On December 2, 2020, CMS issued the long-awaited Final Sprint Rules, implementing significant revisions to the Stark physician self-referral regulations (42 CFR Part 411). Although many of the revisions are focused on facilitating value-based care arrangements and are generally positive for physicians in easing compliance with the Stark Law, the revisions made to the physician group practice rules will prohibit some commonly utilized methodologies for structuring physician compensation and profit distribution.
In-Office Ancillary Services Exception and Group Practice Definition
Medical practices rely primarily on the in-office ancillary services (IOAS) exception under the Stark regulations to allow their physicians to refer patients to the practice for x-rays, MRI’s, CT scans, laboratory services, durable medical equipment (DME), physical and occupational therapy and other designated health services (DHS) payable by Medicare. One key requirement of the IOAS exception is that the medical group meet the definition of a “group practice”, which among other things, prescribes how a group can allocate its profits or pay compensation to physicians with respect to DHS. A group may allocate its overall DHS profits from the entire group, or it can pool and allocate the DHS profits of a sub-group of 5 or more physicians.
Common Currently Used Profit Allocation and Physician Compensation Models
The sub-group allocation option has long been relied upon by medical practices with multiple clinic locations or multi-specialty practices.
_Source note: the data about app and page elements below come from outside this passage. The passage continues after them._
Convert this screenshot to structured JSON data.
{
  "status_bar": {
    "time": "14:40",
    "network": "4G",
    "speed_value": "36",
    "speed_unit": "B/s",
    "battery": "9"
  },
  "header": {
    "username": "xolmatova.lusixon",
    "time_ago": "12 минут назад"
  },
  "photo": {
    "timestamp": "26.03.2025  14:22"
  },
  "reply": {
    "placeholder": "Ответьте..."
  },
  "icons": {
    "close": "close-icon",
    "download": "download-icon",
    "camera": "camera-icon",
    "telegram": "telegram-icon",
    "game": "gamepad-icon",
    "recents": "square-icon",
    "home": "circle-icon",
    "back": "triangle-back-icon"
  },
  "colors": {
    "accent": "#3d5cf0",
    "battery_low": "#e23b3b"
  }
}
For example, historically:
- A medical practice with clinics in City A and City B would allocate the profits arising from the DHS provided at City A clinic to a pool for distributing profits or paying compensation to the physicians working at City A clinic (as long as there are at least 5 physicians at that clinic), and would allocate the profits arising from DHS services provided at City B clinic to a pool for the City B clinic physicians (as long as there are at least 5); or
- If the physicians at City A clinic and City B clinic wanted to develop a new imaging center jointly, the practice would pool the profits from the imaging center and allocate it as profit distributions or compensation across the physicians working at both clinics, while continuing to allocate the DME profits generated at City A clinic to just the City A physicians, and the PT/OT profits generated at City B clinic to just the City B physicians (again as long as each such pool includes at least 5 physicians). This is referred to as “split-pooling”; or
- A multi-specialty practice might have a subset of 5 or more physicians who practice in orthopedics and ENT participating in a compensation pool for imaging services profits, and another subset of 5 or more physicians who practice in orthopedics and podiatry participating in a compensation pool for DME profits.
Further, the regulations historically have been interpreted to permit a medical group to allocate one type of DHS profits, such as imaging, under one permissible methodology (e.g. equally) and another type of DHS profits, such as DME, under another permissible methodology (e.g. in proportion to professional RVUs).
New Stark Rules and Required Changes to Profit Allocation and Physician Compensation
In the new Stark regulations, CMS has clarified its position and revised the regulations to prohibit split-pooling (i.e. the 2nd and 3rd examples above). A group practice may still pool DHS profits for distribution or payment of compensation for a sub-group of 5 or more physicians, but it must aggregate all of the profits from all of DHS of the physicians in that sub-group prior to allocation. It can no longer have overlapping pools of physicians by service line. Further, within that pool, the DHS profits must be allocated per a single methodology (e.g. equally or in proportion to professional RVU’s, etc.). Different methodologies cannot be applied on a service-by-service basis.
Recognizing that these are significant changes from prior interpretation of the Stark rules and commonly accepted practices, CMS delayed the effective date of this part of the regulations to January 1, 2022. Medical groups should consult with their health law attorney to review carefully their profit distribution and physician compensation methodologies in the coming months and implement changes as needed to comply with these new rules by the end of this year.
Kristi O’Brien is a health law, business and corporate attorney with more than 21 years of experience advising healthcare professionals on compliance with federal and state healthcare laws, and can be reached at email@example.com.